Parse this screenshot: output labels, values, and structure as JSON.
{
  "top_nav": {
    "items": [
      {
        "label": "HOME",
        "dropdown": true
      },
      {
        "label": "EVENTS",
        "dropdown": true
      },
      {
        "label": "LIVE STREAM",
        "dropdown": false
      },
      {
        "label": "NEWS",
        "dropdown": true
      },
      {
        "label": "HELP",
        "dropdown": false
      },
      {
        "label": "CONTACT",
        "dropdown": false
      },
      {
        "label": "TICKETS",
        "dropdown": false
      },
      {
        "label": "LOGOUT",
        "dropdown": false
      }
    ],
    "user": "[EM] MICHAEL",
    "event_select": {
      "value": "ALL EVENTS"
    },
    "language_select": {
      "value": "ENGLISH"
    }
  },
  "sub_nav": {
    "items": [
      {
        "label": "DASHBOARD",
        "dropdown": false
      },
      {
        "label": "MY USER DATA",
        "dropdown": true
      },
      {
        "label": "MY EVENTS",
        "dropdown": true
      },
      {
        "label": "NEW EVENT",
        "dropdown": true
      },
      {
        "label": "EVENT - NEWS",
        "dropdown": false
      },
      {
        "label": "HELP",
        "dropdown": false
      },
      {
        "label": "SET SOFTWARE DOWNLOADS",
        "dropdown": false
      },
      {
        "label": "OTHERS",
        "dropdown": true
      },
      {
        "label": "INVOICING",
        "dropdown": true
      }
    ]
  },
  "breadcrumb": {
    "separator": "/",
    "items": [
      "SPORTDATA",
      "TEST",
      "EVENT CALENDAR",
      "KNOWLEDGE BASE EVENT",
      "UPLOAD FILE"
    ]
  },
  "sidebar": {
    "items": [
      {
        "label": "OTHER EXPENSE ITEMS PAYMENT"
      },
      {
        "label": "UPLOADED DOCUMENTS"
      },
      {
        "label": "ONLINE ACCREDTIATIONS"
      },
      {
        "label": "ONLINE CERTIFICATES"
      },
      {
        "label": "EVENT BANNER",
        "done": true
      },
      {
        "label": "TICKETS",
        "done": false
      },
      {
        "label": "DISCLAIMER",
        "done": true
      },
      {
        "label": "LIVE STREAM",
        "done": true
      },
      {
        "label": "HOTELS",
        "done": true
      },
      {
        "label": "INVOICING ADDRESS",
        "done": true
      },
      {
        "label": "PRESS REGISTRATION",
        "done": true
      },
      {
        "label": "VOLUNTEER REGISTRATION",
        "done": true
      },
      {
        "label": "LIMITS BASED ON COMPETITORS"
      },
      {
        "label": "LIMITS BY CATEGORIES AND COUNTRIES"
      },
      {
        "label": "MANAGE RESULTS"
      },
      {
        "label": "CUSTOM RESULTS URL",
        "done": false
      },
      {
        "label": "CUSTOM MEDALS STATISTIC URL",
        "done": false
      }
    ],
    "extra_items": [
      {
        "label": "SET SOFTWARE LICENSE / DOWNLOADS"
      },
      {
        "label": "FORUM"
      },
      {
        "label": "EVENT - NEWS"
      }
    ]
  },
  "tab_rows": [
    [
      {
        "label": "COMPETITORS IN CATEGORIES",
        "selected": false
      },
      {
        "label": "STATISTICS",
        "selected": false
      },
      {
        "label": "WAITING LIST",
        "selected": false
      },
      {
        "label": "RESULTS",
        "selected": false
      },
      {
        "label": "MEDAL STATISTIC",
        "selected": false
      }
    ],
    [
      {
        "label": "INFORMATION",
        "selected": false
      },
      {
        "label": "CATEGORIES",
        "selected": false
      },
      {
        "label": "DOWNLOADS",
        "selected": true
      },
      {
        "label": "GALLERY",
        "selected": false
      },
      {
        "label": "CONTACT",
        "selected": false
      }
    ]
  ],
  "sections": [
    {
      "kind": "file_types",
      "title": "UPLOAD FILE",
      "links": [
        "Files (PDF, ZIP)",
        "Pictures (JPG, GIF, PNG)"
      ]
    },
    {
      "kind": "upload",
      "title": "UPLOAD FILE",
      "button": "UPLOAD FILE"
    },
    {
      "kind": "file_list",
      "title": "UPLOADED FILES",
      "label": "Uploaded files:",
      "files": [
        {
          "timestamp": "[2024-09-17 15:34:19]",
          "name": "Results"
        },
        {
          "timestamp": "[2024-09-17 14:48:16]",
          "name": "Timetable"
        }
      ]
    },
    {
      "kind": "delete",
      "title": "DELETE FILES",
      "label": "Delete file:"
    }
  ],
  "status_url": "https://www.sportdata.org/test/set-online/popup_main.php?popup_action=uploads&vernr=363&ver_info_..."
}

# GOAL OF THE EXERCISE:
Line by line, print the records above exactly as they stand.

# OUTPUT OF THE TASK:
Parse this screenshot: output labels, values, and structure as JSON.
{
  "top_nav": {
    "items": [
      {
        "label": "HOME",
        "dropdown": true
      },
      {
        "label": "EVENTS",
        "dropdown": true
      },
      {
        "label": "LIVE STREAM",
        "dropdown": false
      },
      {
        "label": "NEWS",
        "dropdown": true
      },
      {
        "label": "HELP",
        "dropdown": false
      },
      {
        "label": "CONTACT",
        "dropdown": false
      },
      {
        "label": "TICKETS",
        "dropdown": false
      },
      {
        "label": "LOGOUT",
        "dropdown": false
      }
    ],
    "user": "[EM] MICHAEL",
    "event_select": {
      "value": "ALL EVENTS"
    },
    "language_select": {
      "value": "ENGLISH"
    }
  },
  "sub_nav": {
    "items": [
      {
        "label": "DASHBOARD",
        "dropdown": false
      },
      {
        "label": "MY USER DATA",
        "dropdown": true
      },
      {
        "label": "MY EVENTS",
        "dropdown": true
      },
      {
        "label": "NEW EVENT",
        "dropdown": true
      },
      {
        "label": "EVENT - NEWS",
        "dropdown": false
      },
      {
        "label": "HELP",
        "dropdown": false
      },
      {
        "label": "SET SOFTWARE DOWNLOADS",
        "dropdown": false
      },
      {
        "label": "OTHERS",
        "dropdown": true
      },
      {
        "label": "INVOICING",
        "dropdown": true
      }
    ]
  },
  "breadcrumb": {
    "separator": "/",
    "items": [
      "SPORTDATA",
      "TEST",
      "EVENT CALENDAR",
      "KNOWLEDGE BASE EVENT",
      "UPLOAD FILE"
    ]
  },
  "sidebar": {
    "items": [
      {
        "label": "OTHER EXPENSE ITEMS PAYMENT"
      },
      {
        "label": "UPLOADED DOCUMENTS"
      },
      {
        "label": "ONLINE ACCREDTIATIONS"
      },
      {
        "label": "ONLINE CERTIFICATES"
      },
      {
        "label": "EVENT BANNER",
        "done": true
      },
      {
        "label": "TICKETS",
        "done": false
      },
      {
        "label": "DISCLAIMER",
        "done": true
      },
      {
        "label": "LIVE STREAM",
        "done": true
      },
      {
        "label": "HOTELS",
        "done": true
      },
      {
        "label": "INVOICING ADDRESS",
        "done": true
      },
      {
        "label": "PRESS REGISTRATION",
        "done": true
      },
      {
        "label": "VOLUNTEER REGISTRATION",
        "done": true
      },
      {
        "label": "LIMITS BASED ON COMPETITORS"
      },
      {
        "label": "LIMITS BY CATEGORIES AND COUNTRIES"
      },
      {
        "label": "MANAGE RESULTS"
      },
      {
        "label": "CUSTOM RESULTS URL",
        "done": false
      },
      {
        "label": "CUSTOM MEDALS STATISTIC URL",
        "done": false
      }
    ],
    "extra_items": [
      {
        "label": "SET SOFTWARE LICENSE / DOWNLOADS"
      },
      {
        "label": "FORUM"
      },
      {
        "label": "EVENT - NEWS"
      }
    ]
  },
  "tab_rows": [
    [
      {
        "label": "COMPETITORS IN CATEGORIES",
        "selected": false
      },
      {
        "label": "STATISTICS",
        "selected": false
      },
      {
        "label": "WAITING LIST",
        "selected": false
      },
      {
        "label": "RESULTS",
        "selected": false
      },
      {
        "label": "MEDAL STATISTIC",
        "selected": false
      }
    ],
    [
      {
        "label": "INFORMATION",
        "selected": false
      },
      {
        "label": "CATEGORIES",
        "selected": false
      },
      {
        "label": "DOWNLOADS",
        "selected": true
      },
      {
        "label": "GALLERY",
        "selected": false
      },
      {
        "label": "CONTACT",
        "selected": false
      }
    ]
  ],
  "sections": [
    {
      "kind": "file_types",
      "title": "UPLOAD FILE",
      "links": [
        "Files (PDF, ZIP)",
        "Pictures (JPG, GIF, PNG)"
      ]
    },
    {
      "kind": "upload",
      "title": "UPLOAD FILE",
      "button": "UPLOAD FILE"
    },
    {
      "kind": "file_list",
      "title": "UPLOADED FILES",
      "label": "Uploaded files:",
      "files": [
        {
          "timestamp": "[2024-09-17 15:34:19]",
          "name": "Results"
        },
        {
          "timestamp": "[2024-09-17 14:48:16]",
          "name": "Timetable"
        }
      ]
    },
    {
      "kind": "delete",
      "title": "DELETE FILES",
      "label": "Delete file:"
    }
  ],
  "status_url": "https://www.sportdata.org/test/set-online/popup_main.php?popup_action=uploads&vernr=363&ver_info_..."
}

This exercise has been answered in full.